Monday, January 10, 2011

And The Rockets' Red Glare

One day a couple of weeks ago, Alan came home a bit early from work so that I could go to the commissary.  I didn't know what time it was, exactly, but I knew I needed to hurry so I could still get home in time to make dinner.  As I pulled up, parked and got out of the car, I heard the music...and then I knew exactly what time it was.  It had to be 5:00 because the Japanese National Anthem was being played for the entire base to hear, and it would be followed by the Star Spangled Banner.  Now, on military installations, when the Anthem plays every day, we stop whatever we're doing - walking, driving, jogging, whatever - and we respect the flag, the country, each other, for just a few minutes.  Granted, if we don't happen to hear the music, we don't run outside at 5:00 and do it anyway.  Well, some may, I guess, but for me, I don't hear it every day.  So I stood next to my car and waited for the drum roll, then placed my hand over my heart.  There are a couple of songs that, no matter how many times I hear them, move me to tears: Amazing Grace, At Last (you know why if you were at my wedding), He Stopped Loving Her Today,  Tears in Heaven, probably a few others, and the Star Spangled Banner.  So there, in the commissary parking lot, I was brought to tears by the National Anthem that day, as I am every time.  (Side note:  This is really getting to be a problem because it is played at every promotion, change of command, and official function we go to and it's a little embarrassing to cry in public.)  As the song ended, I turned toward the store to walk in, and that's when it really hit me - I saw the mass of people who were either also getting out of their car or were exiting the stores, and had stopped to pay respect to the flag, the country, each other...and it looked amazing.  It brought a sense of hope during quite a big crisis that was going on at that time in this part of the world.  Here we were, all here together, paying a few minutes of respect to our country.  The country we each serve, in one way or another, every single day.  And every one of those people could have kept going about their business.  I mean, you're supposed to stop, but I doubt you'll get a ticket for not stopping.  You would look like a jerk around here, though, I'll tell you that.  I didn't see a single person moving around while the music was playing.  We all stopped.  For two minutes, we all had the same purpose and that felt pretty powerful to know.  I think it's pretty awesome that one song can mean so much to so many people and playing the Star Spangled Banner every day is a military tradition that I am proud of.  I think all communities throughout our country could stand to take a page from the military handbook and pay a little respect to the flag every day.  Maybe if we were all reminded daily of what we're all fighting for and standing for, then things like the recent massacre in Arizona would never happen.  At the end of the day, don't we all really have the same goals?  I don't know...just a thought.

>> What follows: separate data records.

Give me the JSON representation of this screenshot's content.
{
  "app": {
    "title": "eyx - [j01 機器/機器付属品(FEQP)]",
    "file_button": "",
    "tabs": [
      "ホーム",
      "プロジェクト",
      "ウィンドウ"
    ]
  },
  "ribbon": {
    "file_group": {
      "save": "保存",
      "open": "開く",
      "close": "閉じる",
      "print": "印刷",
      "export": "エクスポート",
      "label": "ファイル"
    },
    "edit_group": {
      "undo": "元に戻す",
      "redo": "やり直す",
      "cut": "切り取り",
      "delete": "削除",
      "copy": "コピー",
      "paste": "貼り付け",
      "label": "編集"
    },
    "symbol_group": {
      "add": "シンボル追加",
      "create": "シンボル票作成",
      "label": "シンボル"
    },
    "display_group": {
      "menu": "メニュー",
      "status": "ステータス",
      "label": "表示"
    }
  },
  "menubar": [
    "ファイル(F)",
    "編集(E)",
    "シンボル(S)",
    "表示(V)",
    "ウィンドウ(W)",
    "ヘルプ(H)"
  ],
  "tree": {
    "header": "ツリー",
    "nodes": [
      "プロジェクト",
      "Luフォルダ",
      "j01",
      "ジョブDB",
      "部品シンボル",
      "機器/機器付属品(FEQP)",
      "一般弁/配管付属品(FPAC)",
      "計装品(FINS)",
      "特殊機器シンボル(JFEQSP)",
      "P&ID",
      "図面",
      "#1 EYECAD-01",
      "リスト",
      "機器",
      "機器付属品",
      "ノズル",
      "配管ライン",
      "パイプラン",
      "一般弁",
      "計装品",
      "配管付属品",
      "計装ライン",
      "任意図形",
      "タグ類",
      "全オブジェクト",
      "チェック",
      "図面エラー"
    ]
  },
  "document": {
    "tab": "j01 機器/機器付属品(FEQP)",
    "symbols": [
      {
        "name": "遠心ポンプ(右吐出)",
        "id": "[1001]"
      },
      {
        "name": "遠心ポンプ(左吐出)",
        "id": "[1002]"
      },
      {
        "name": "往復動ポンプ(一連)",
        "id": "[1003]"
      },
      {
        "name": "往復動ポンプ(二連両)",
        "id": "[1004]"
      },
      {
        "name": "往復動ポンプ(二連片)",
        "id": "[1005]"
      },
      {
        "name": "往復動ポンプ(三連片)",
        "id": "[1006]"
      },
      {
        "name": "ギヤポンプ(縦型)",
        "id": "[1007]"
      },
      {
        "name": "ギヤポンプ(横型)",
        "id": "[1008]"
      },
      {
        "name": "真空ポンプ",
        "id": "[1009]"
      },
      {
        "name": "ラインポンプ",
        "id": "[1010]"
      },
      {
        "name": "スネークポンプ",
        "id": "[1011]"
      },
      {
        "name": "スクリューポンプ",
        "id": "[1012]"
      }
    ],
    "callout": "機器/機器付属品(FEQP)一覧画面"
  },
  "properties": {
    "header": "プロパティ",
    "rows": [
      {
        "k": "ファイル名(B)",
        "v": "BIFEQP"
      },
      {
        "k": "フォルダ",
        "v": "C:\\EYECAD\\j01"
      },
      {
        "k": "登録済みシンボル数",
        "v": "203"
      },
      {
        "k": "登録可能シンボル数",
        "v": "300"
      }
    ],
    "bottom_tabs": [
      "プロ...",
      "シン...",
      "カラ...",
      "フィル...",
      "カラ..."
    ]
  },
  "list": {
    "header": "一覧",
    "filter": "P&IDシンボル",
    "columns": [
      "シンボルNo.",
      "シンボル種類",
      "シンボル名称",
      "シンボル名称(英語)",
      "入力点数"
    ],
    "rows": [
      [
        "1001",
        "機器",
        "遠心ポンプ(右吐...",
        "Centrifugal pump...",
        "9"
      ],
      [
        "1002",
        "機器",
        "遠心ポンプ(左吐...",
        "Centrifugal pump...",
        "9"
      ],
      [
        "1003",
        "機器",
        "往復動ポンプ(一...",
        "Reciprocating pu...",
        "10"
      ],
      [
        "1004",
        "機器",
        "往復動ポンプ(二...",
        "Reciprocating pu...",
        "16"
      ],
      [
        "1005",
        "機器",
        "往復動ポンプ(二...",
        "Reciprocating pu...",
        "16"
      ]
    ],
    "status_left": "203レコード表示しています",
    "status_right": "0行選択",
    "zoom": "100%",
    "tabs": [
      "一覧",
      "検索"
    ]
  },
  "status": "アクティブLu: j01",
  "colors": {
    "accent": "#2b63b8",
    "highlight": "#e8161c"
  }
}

So, then, on Saturday morning, we sat down to watch the Cotton Bowl - Alan, Adam and I.  Of course, they played the National Anthem and, of course, I started to tear up.  The kicker:  Adam began singing along to the music.  Really singing, trying his best to hit all the notes.  Forget it, I totally lost it.  I was so incredibly proud of him for recognizing the song and recognizing the respect the song required - he actually told Alan and me to put our hands over our hearts.  I know that raising him in an environment that respects our country will teach him to respect it and its values and I am proud to be raising our children as Air Force brats.  They're the best kind of brats there are ;-)

4 comments:

Anonymous said...

Couldn't agree more! Amen!

Karen and Chris said...

Now I'm in tears. Great post. I miss you, Amy.

"Miss Bee" said...

Great post - and I'm the same way... no matter who is singing it or where I am, I get teary-eyed too. Especially at "gave proof through the night that our flag was still there." I love that Adam is already singing it too!

I would love to see everyone stand still, I'm sure it really is a moving and powerful thing to see.

Amy said...

I'm glad you guys like the post. You know, it's just something we always take for granted, and sometimes it's even a pain to stop what we're doing - it might make us late! But, for some reason, that day, it all hit me. I love that we stop for five minutes to reflect. Good stuff.